« Reply #29 on: August 08, 2019, 09:52:58 AM »
bed, wanking, mum, cup of tea

but this actually happened to me

I never actually got a cup of tea (I don't drink tea anyway and didn't drink coffee either in those days) but I once did have a wank and then a nap in my bedroom without realising until I'd woken up that I'd left my bedroom door open. If either of my parents had gone to the toilet during those times they'd have either seen me in action or asleep with my flies down and a wet hankie next to me.

28 I was. Etc.

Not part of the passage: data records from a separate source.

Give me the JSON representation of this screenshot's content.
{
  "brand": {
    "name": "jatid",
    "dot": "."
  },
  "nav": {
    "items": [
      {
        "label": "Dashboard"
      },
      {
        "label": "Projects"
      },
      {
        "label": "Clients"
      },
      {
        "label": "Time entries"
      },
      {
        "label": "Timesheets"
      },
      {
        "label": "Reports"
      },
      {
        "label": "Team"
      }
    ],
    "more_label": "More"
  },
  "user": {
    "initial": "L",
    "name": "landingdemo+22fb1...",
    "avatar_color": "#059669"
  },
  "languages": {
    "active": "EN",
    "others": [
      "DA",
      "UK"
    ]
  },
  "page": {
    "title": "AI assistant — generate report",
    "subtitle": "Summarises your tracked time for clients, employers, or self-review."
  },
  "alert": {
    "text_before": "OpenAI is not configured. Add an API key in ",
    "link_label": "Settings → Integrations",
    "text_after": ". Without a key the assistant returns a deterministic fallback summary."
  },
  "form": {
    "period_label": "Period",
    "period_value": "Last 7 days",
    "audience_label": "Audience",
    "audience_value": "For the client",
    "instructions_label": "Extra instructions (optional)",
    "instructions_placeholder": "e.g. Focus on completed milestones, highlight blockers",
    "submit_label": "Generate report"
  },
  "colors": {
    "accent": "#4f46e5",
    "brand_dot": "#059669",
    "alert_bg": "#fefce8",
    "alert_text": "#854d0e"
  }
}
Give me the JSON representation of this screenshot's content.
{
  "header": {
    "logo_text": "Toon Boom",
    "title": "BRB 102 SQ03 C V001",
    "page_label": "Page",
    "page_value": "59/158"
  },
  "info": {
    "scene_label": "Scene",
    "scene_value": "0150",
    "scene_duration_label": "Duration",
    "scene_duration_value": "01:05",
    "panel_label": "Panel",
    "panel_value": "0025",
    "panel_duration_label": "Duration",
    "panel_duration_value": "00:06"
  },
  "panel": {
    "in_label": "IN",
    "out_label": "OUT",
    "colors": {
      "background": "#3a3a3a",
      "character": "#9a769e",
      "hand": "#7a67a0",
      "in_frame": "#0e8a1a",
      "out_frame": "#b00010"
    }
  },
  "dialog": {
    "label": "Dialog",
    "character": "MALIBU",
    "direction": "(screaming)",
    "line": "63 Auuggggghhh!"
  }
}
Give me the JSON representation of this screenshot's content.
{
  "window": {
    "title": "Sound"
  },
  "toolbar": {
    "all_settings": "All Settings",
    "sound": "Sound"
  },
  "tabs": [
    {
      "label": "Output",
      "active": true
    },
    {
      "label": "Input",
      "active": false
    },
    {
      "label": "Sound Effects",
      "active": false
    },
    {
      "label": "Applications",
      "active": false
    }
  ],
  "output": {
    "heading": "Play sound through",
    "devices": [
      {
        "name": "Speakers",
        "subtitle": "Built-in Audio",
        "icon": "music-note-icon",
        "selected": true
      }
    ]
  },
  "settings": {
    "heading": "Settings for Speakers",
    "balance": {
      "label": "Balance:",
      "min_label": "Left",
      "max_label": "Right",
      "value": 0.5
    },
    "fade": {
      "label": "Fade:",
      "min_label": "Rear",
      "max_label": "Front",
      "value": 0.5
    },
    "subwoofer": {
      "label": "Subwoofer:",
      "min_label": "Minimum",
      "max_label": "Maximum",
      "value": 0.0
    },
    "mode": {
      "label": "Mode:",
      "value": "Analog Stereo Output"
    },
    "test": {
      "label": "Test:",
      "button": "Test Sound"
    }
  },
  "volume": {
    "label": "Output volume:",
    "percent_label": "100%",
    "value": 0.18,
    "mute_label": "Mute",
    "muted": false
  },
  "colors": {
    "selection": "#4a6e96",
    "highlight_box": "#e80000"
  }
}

(Incidentally, my first proper wank happened in the middle of the night after a school trip to Alton Towers, when I woke up with a strange urge caused by a couple of girls I'd seen that day. Not really knowing what happened I just used part of the bed sheets.  I continued doing that until a friend pointed out that it would leave a stain. Or in the case of my bed multiple stains. I'd never even considered it until that point. I genuinely thought it was just like water. My poor mum having to clean and change my bedsheets.)